**INSTRUCTIONS TO FOLLOW:**
Given the records below, pull every line with the word "reqres" into the answer.

**INPUT FOR THIS TASK:**
--------

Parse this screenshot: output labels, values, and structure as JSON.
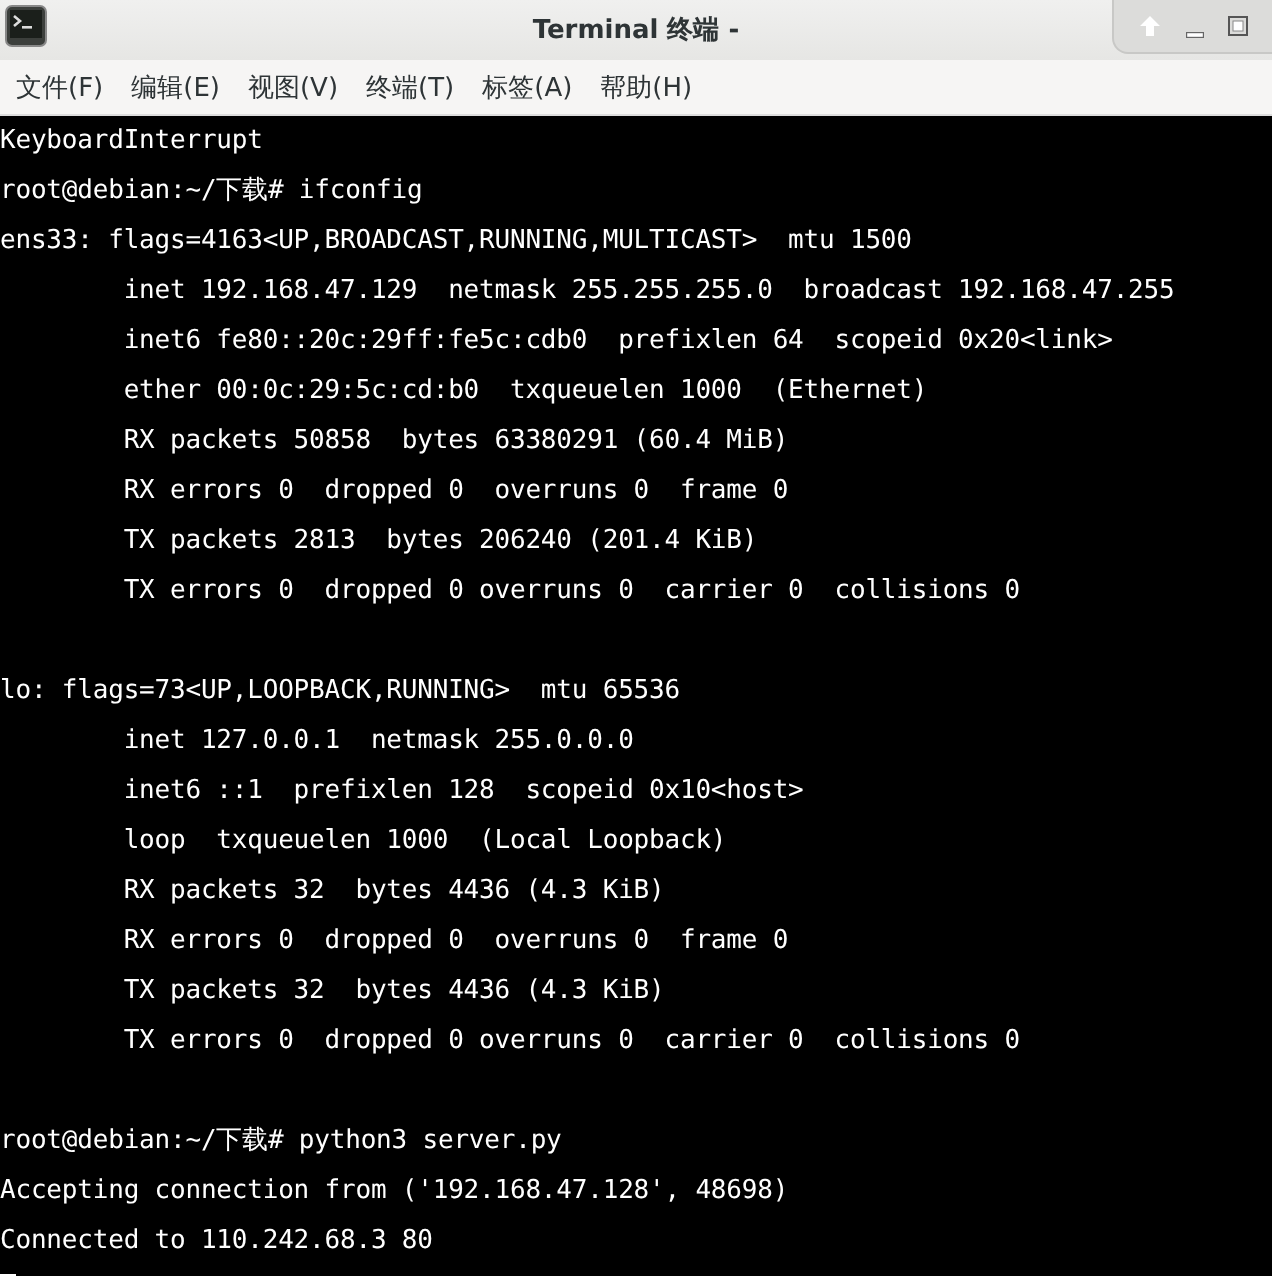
{
  "window": {
    "title": "Terminal 终端 -"
  },
  "menu": [
    "文件(F)",
    "编辑(E)",
    "视图(V)",
    "终端(T)",
    "标签(A)",
    "帮助(H)"
  ],
  "terminal": {
    "blocks": [
      [
        "KeyboardInterrupt",
        "root@debian:~/下载# ifconfig",
        "ens33: flags=4163<UP,BROADCAST,RUNNING,MULTICAST>  mtu 1500",
        "        inet 192.168.47.129  netmask 255.255.255.0  broadcast 192.168.47.255",
        "        inet6 fe80::20c:29ff:fe5c:cdb0  prefixlen 64  scopeid 0x20<link>",
        "        ether 00:0c:29:5c:cd:b0  txqueuelen 1000  (Ethernet)",
        "        RX packets 50858  bytes 63380291 (60.4 MiB)",
        "        RX errors 0  dropped 0  overruns 0  frame 0",
        "        TX packets 2813  bytes 206240 (201.4 KiB)",
        "        TX errors 0  dropped 0 overruns 0  carrier 0  collisions 0"
      ],
      [
        "lo: flags=73<UP,LOOPBACK,RUNNING>  mtu 65536",
        "        inet 127.0.0.1  netmask 255.0.0.0",
        "        inet6 ::1  prefixlen 128  scopeid 0x10<host>",
        "        loop  txqueuelen 1000  (Local Loopback)",
        "        RX packets 32  bytes 4436 (4.3 KiB)",
        "        RX errors 0  dropped 0  overruns 0  frame 0",
        "        TX packets 32  bytes 4436 (4.3 KiB)",
        "        TX errors 0  dropped 0 overruns 0  carrier 0  collisions 0"
      ],
      [
        "root@debian:~/下载# python3 server.py",
        "Accepting connection from ('192.168.47.128', 48698)",
        "Connected to 110.242.68.3 80"
      ]
    ]
  }
}
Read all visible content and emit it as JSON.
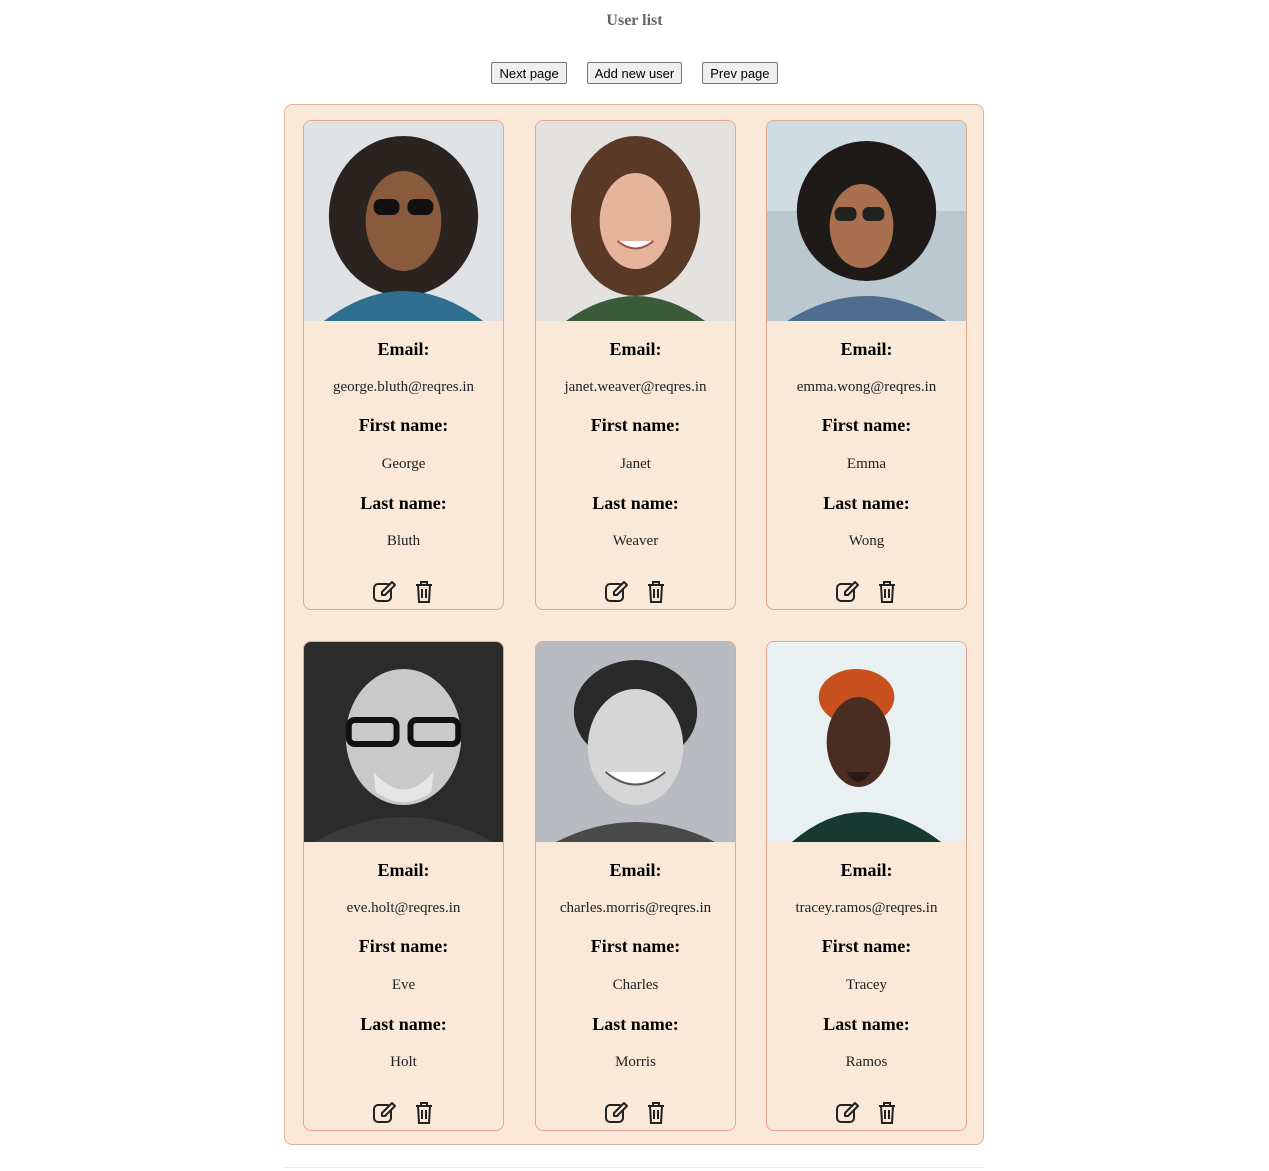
{
  "page": {
    "title": "User list"
  },
  "toolbar": {
    "next_label": "Next page",
    "add_label": "Add new user",
    "prev_label": "Prev page"
  },
  "labels": {
    "email": "Email:",
    "first_name": "First name:",
    "last_name": "Last name:"
  },
  "users": [
    {
      "email": "george.bluth@reqres.in",
      "first_name": "George",
      "last_name": "Bluth",
      "photo": "user-photo"
    },
    {
      "email": "janet.weaver@reqres.in",
      "first_name": "Janet",
      "last_name": "Weaver",
      "photo": "user-photo"
    },
    {
      "email": "emma.wong@reqres.in",
      "first_name": "Emma",
      "last_name": "Wong",
      "photo": "user-photo"
    },
    {
      "email": "eve.holt@reqres.in",
      "first_name": "Eve",
      "last_name": "Holt",
      "photo": "user-photo"
    },
    {
      "email": "charles.morris@reqres.in",
      "first_name": "Charles",
      "last_name": "Morris",
      "photo": "user-photo"
    },
    {
      "email": "tracey.ramos@reqres.in",
      "first_name": "Tracey",
      "last_name": "Ramos",
      "photo": "user-photo"
    }
  ],
  "icons": {
    "edit": "edit-icon",
    "delete": "trash-icon"
  },
  "colors": {
    "panel_background": "#fae9d8",
    "card_border": "#e5a58f",
    "title": "#666666"
  }
}
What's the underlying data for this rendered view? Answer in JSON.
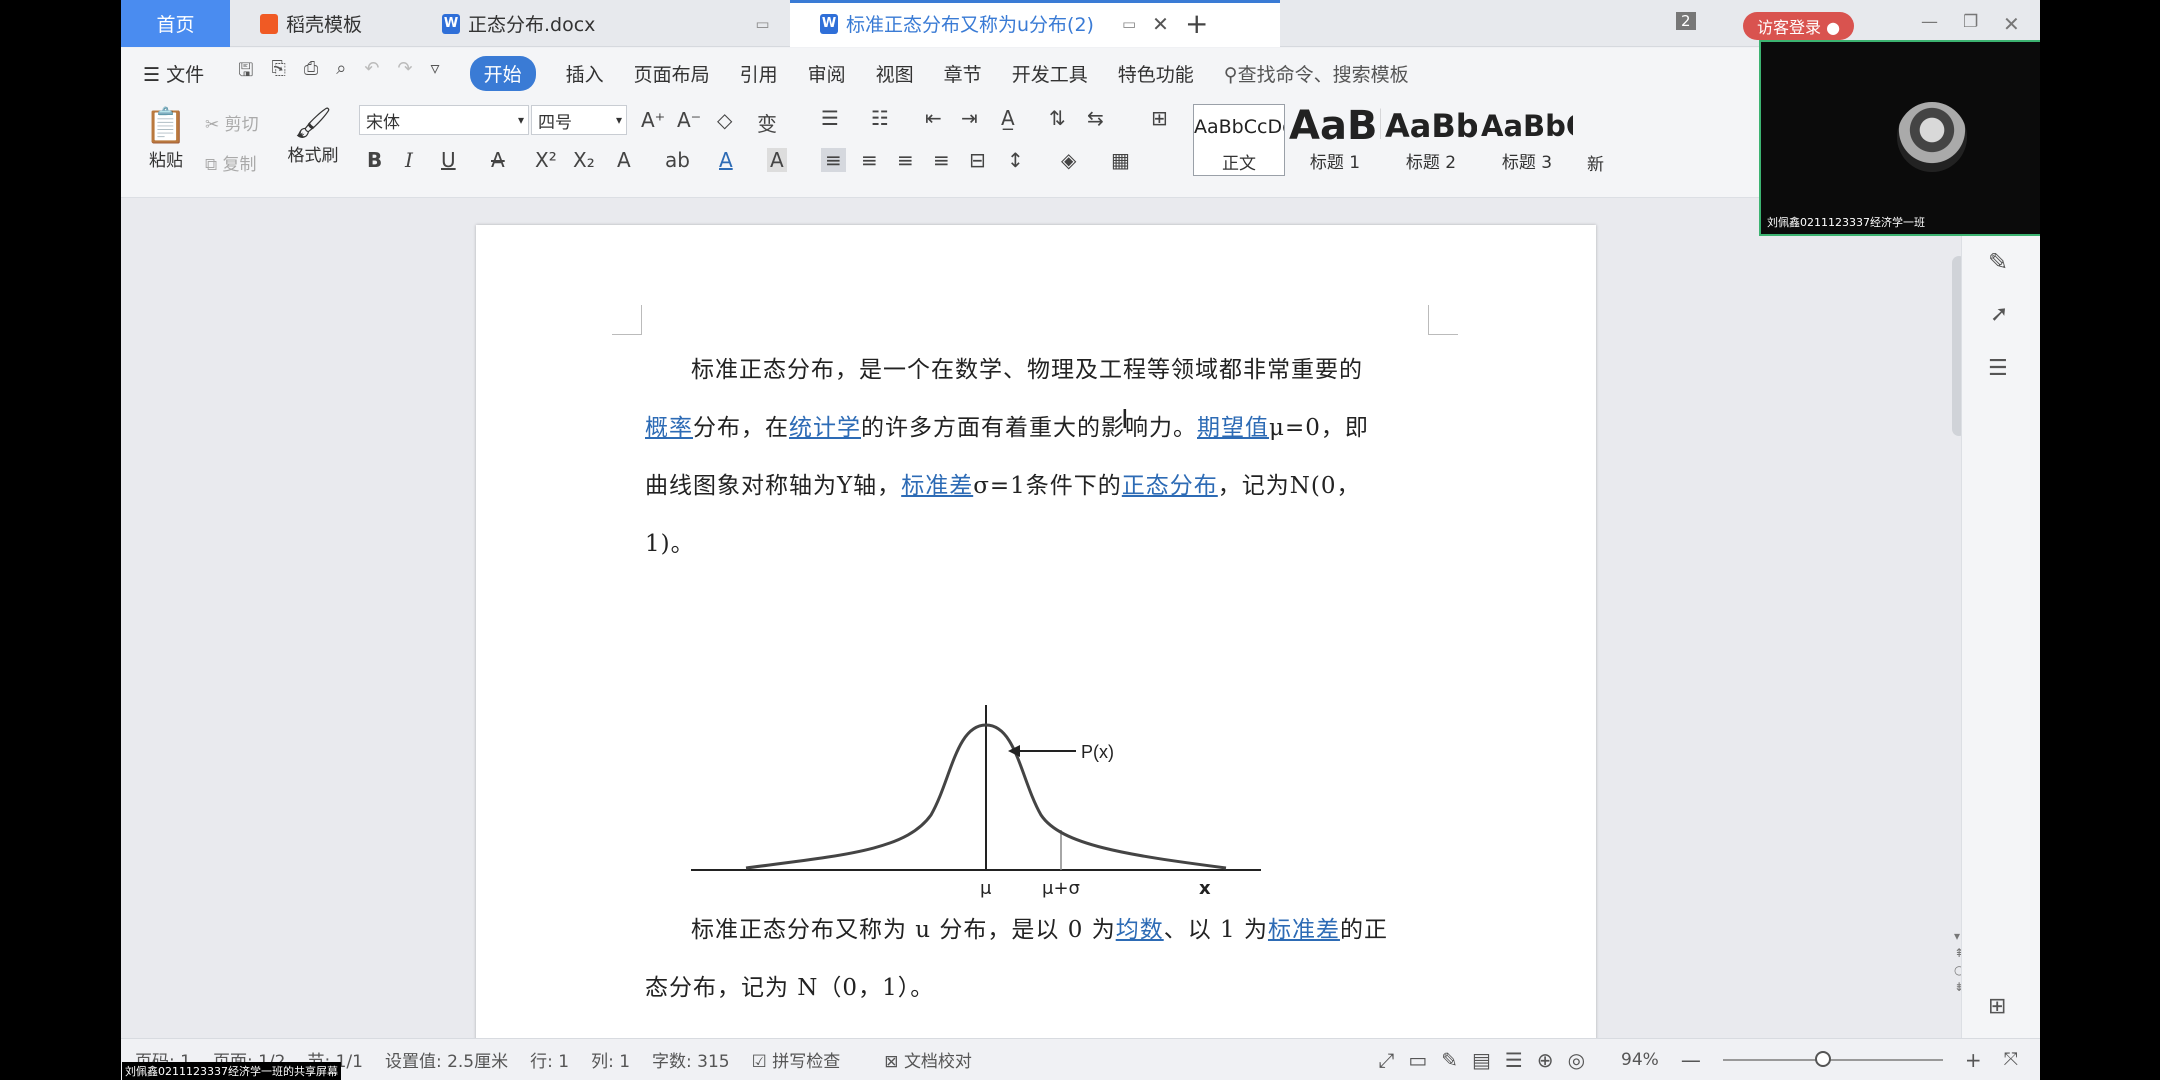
{
  "tabs": {
    "home": "首页",
    "daoke": "稻壳模板",
    "doc1": "正态分布.docx",
    "doc2": "标准正态分布又称为u分布(2)",
    "new_tab": "+",
    "count_badge": "2",
    "login": "访客登录"
  },
  "menu": {
    "file": "文件",
    "items": [
      "开始",
      "插入",
      "页面布局",
      "引用",
      "审阅",
      "视图",
      "章节",
      "开发工具",
      "特色功能"
    ],
    "search": "查找命令、搜索模板"
  },
  "ribbon": {
    "paste": "粘贴",
    "cut": "剪切",
    "copy": "复制",
    "format_painter": "格式刷",
    "font_name": "宋体",
    "font_size": "四号",
    "styles": [
      {
        "preview": "AaBbCcDd",
        "label": "正文"
      },
      {
        "preview": "AaBl",
        "label": "标题 1"
      },
      {
        "preview": "AaBb(",
        "label": "标题 2"
      },
      {
        "preview": "AaBbC",
        "label": "标题 3"
      }
    ],
    "new_style": "新"
  },
  "document": {
    "p1": {
      "t1": "标准正态分布，是一个在数学、物理及工程等领域都非常重要的",
      "l1": "概率",
      "t2": "分布，在",
      "l2": "统计学",
      "t3": "的许多方面有着重大的影响力。",
      "l3": "期望值",
      "t4": "μ=0，即",
      "t5": "曲线图象对称轴为Y轴，",
      "l4": "标准差",
      "t6": "σ=1条件下的",
      "l5": "正态分布",
      "t7": "，记为N(0，",
      "t8": "1)。"
    },
    "p2": {
      "t1": "标准正态分布又称为 u 分布，是以 0 为",
      "l1": "均数",
      "t2": "、以 1 为",
      "l2": "标准差",
      "t3": "的正",
      "t4": "态分布，记为 N（0，1）。"
    },
    "figure": {
      "px_label": "P(x)",
      "mu_label": "μ",
      "mu_sigma_label": "μ+σ",
      "x_label": "x"
    }
  },
  "status": {
    "page_no": "页码: 1",
    "page_of": "页面: 1/2",
    "section": "节: 1/1",
    "setting": "设置值: 2.5厘米",
    "row": "行: 1",
    "col": "列: 1",
    "words": "字数: 315",
    "spell": "拼写检查",
    "proof": "文档校对",
    "zoom": "94%"
  },
  "video": {
    "name": "刘佩鑫0211123337经济学一班"
  },
  "share_label": "刘佩鑫0211123337经济学一班的共享屏幕"
}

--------

**RESPONSE BELOW:**
      "email": "george.bluth@reqres.in",
      "email": "janet.weaver@reqres.in",
      "email": "emma.wong@reqres.in",
      "email": "eve.holt@reqres.in",
      "email": "charles.morris@reqres.in",
      "email": "tracey.ramos@reqres.in",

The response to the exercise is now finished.